On the Plus Side
Publisher: Grand Central Publishing / Forever
Release Date: June 27, 2017
Reviewed by Hellie
ON THE PLUS SIDE has several things I enjoy in a contemporary romance: a feisty heroine, an alpha hero, funny situations and witty banter. On the plus side (see what I did there?), the heroine, Valerie, is a plus-sized heroine, which aren’t featured too often in romances; the relationship conflict revolves around that Logan (the hero) is the best friend of her brother--and her brother will kill them both if they date (so a sort of “forbidden” friends to lovers trope); and fun and likeable secondary characters.
Valerie Carmichael has been in love with her brother’s best friend, Logan, since she was a teenager. Logan has returned to their hometown and he is once more in her orbit, and this time she is determined to make him notice her. Logan has never had a problem noticing Valerie, though he sincerely wishes he wouldn’t. He would never betray his best friend, and Valerie deserves so much better than Logan.
Logan needs to hastily raise $10,000 to save his mama’s house from foreclosure, and the brisk business at his new bar is likely to raise the money just in time, but Logan finds himself in a bind when his head bartender quits. Valerie volunteers to replace him, but Logan doesn’t want Valerie anywhere around him. Valerie refuses to let the opportunity go, and while Logan is trying to fix one problem, Valerie gets behind the bar to fix his bartender problem. When he returns, and Valerie is whipping up cocktails like a Tom Cruise movie, he realizes he doesn’t have a choice. At least for now.
Meanwhile Valerie talks with her friend Leah about the fact Logan won’t look twice at her--and as the topic progresses (and perhaps tangents), Leah encourages her to create a list of all the sex stuff Valerie would never do. Valerie makes a list, then throws it away. But guess who finds the list? Yes, yes, Logan does. Logan’s #1 rule about Valerie takes a nosedive, as he believes this list is her Sex Wish List and he goes about fulfilling it.

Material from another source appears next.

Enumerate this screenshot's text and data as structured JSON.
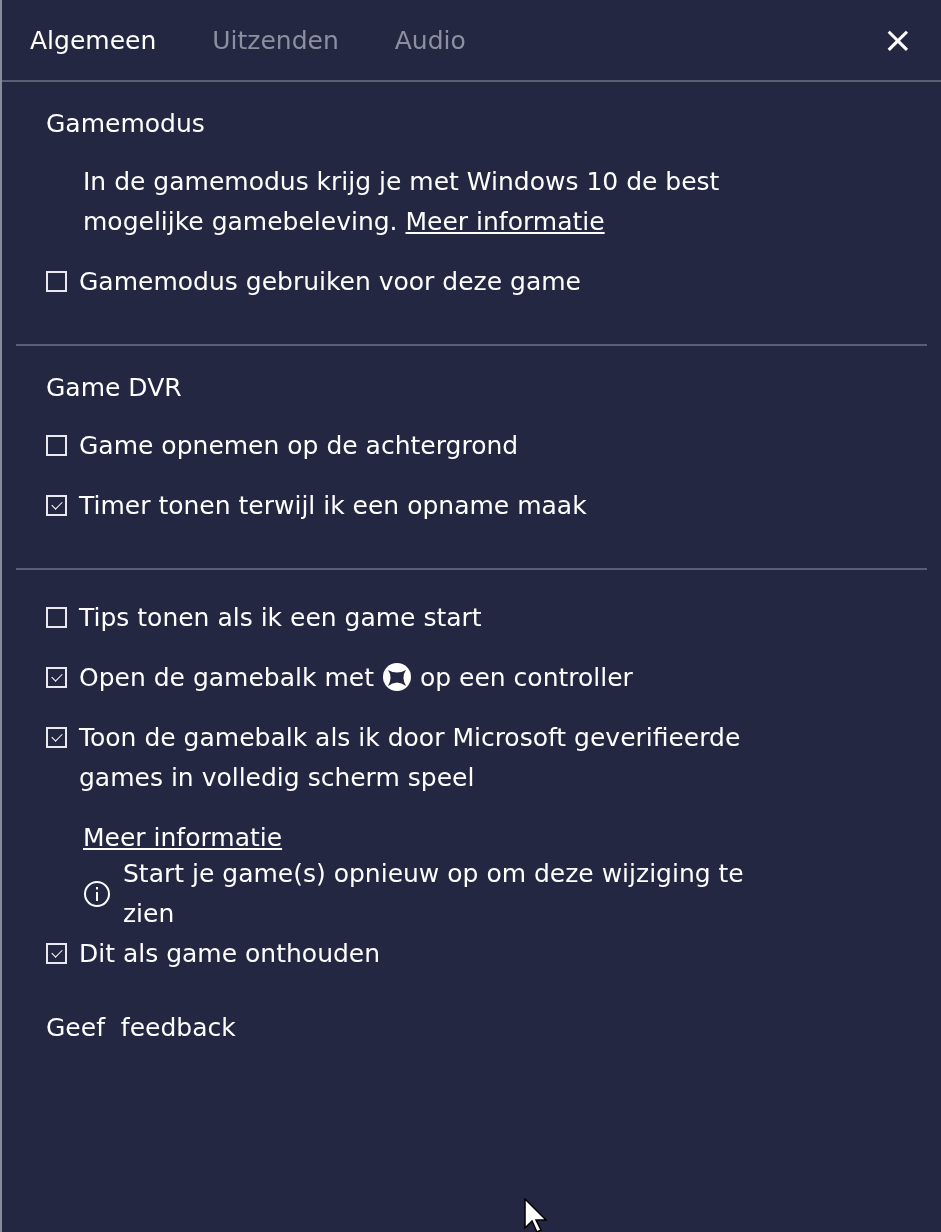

Valerie loves working at the bar--even though she told a “little lie” to make Logan give her the job--but that won’t be a problem will it? Of course it is. And things can’t get worse for Logan, can they? Of course they can.
I’m not sure what “genre” this truly falls under, but it reads a bit like a erotica-lite. Logan thinks and speaks in very rough language, so if you happen to be someone who reaches for their smelling salts when someone expresses a desire to be “balls deep” with his “dick” in you, you might skip this one. If you prefer sex scenes that take place in bedrooms, or basically nowhere public, you may want to skip this one. If you prefer heroes (and characters in general) who don’t throw fists and ask questions later, assume the worse of the heroine when she’s in a compromising position (rather than making sure she’s okay), or blame her entirely why his life has gone to hell? This book may not be for you. I will grant you the sex was hot in this book, but it got to a point where I started skipping because I was tired of reading about them doing it. That doesn’t happen. Also, in the first sex scene when he “forgets” to put on the condom and then apologizes later--and she says, “It’s all fine. I’m on the pill.” Yeah, no, that is not a pass. These just happen to be a few of my personal reader rules.
Granted, I can say both characters felt believable in their behavior and actions on the whole, but I just didn’t care about their happy ending because I didn’t care about them. I wanted to get him into some anger management classes; and her in some healthy relationship classes. Mostly, I thought, these characters feel very young (far younger than they are portrayed) in their actions and dialogue and it made me feel old reading it. Very, very old. And puritan at times.
Well-developed characters, fast-paced plot, sexual tension and hot scenes, witty and funny scenes--it checks the marks, but for me, wasn’t my cup of tea.